March 2, 2011

WASHINGTON, DC -The House Energy and Commerce Subcommittee on Oversight and Investigations, chaired by Rep. Cliff Stearns (R-FL), today concluded a hearing on waste, fraud, and abuse in Medicare and Medicaid.  The amount of fraud in the Medicare and Medicaid programs has risen steadily over the last forty years, in spite of promises from numerous administrations to eliminate such fraud. GAO has continually designated Medicare as a "High Risk" since 1990 and Medicaid since 2003.

During the hearing, an administration witness from the Centers for Medicare and Medicaid Services failed to even venture an estimate on the amount of fraud, raising questions regarding President Obama's promise to fund the new health care law in part by saving billions of dollars by eliminating waste, fraud and abuse. Members of the subcommittee also expressed concern about the potential increase in fraud as 20 million individuals are expected to be added to Medicaid as a result of the new health care law.

Stearns Highlights Medicare and Medicaid's "High Risk" Nature
Click here to watch

"Recently the Government Accountability Office listed the Medicare and Medicaid programs as "˜High Risk' programs. High Risk Programs are identified as having "˜greater vulnerability to fraud, waste, abuse, and mismanagement." 

CMS Fails to Provide Fraud Estimate
Click here to watch

Although recognizing the occurrence of waste, fraud, and abuse, the administration's witness from the CMS was unable to even venture an estimate on the amount, although Stearns mentioned estimates of $60 to $90 billion a year.

Health Care Law Won't Come Close to Solving Problem
Click here to watch
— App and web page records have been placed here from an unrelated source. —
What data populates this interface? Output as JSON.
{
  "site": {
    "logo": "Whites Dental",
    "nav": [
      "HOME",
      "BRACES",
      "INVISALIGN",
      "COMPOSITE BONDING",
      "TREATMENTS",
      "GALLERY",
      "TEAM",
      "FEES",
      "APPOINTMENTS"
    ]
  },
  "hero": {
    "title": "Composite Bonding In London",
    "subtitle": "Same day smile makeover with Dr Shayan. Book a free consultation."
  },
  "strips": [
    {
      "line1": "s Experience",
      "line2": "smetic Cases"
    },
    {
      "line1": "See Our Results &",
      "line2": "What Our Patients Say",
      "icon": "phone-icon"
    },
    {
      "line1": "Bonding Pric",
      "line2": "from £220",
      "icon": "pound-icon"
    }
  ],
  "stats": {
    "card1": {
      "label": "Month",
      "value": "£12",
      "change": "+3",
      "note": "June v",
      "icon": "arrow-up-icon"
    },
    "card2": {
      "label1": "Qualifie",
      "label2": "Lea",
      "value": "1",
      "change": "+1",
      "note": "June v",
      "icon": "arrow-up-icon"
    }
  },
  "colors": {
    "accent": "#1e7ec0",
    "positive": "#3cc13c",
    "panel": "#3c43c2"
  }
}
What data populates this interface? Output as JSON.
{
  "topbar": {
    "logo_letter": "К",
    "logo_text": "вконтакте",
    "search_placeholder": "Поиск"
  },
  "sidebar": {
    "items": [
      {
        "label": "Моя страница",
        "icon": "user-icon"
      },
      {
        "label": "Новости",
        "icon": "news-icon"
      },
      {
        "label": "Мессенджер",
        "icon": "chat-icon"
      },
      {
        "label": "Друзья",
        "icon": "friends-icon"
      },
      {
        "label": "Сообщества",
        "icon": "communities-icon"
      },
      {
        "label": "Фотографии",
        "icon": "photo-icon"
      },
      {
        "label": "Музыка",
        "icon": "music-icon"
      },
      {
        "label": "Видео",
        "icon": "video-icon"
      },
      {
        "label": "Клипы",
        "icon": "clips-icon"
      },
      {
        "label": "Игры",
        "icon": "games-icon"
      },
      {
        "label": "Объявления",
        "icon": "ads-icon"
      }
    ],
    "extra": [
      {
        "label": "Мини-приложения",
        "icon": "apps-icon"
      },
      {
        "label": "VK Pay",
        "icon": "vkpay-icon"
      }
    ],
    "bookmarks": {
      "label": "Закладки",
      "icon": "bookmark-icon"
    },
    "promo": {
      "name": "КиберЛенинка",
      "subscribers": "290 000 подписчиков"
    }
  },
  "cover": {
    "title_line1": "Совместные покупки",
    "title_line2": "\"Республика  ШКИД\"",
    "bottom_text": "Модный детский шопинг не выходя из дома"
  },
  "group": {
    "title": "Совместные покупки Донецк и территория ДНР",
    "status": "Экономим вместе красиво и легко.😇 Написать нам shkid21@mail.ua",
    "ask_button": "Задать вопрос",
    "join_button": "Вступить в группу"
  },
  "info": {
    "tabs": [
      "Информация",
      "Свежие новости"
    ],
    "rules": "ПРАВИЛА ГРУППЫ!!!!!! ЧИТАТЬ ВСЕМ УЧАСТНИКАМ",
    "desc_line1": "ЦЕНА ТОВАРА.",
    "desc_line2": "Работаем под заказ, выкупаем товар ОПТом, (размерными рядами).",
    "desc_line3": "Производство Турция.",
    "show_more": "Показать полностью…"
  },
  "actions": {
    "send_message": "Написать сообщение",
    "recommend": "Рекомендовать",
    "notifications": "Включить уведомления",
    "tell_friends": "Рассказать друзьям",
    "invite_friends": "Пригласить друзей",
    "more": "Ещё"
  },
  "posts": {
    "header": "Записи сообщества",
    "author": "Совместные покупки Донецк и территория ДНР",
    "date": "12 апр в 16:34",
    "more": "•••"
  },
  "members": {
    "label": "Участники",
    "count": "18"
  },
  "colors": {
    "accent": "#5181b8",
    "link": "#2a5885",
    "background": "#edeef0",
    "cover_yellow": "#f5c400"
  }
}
"Even if you took CBO's suggestions that the additional funding in the federal health reform legislation could help save $6 or $7 billion that's hardly enough to get close to the estimates that the OIG says is the problem today," said Craig Smith, former General Counsel of Florida's Agency for Health Care Administration.

Stearns concluded, "The purpose of the Oversight and Investigations Subcommittee is to ferret out details We are going to forward these recommendations to the Health Subcommittee and they can hold a hearing and then follow up with legislation to curb this fraud."

###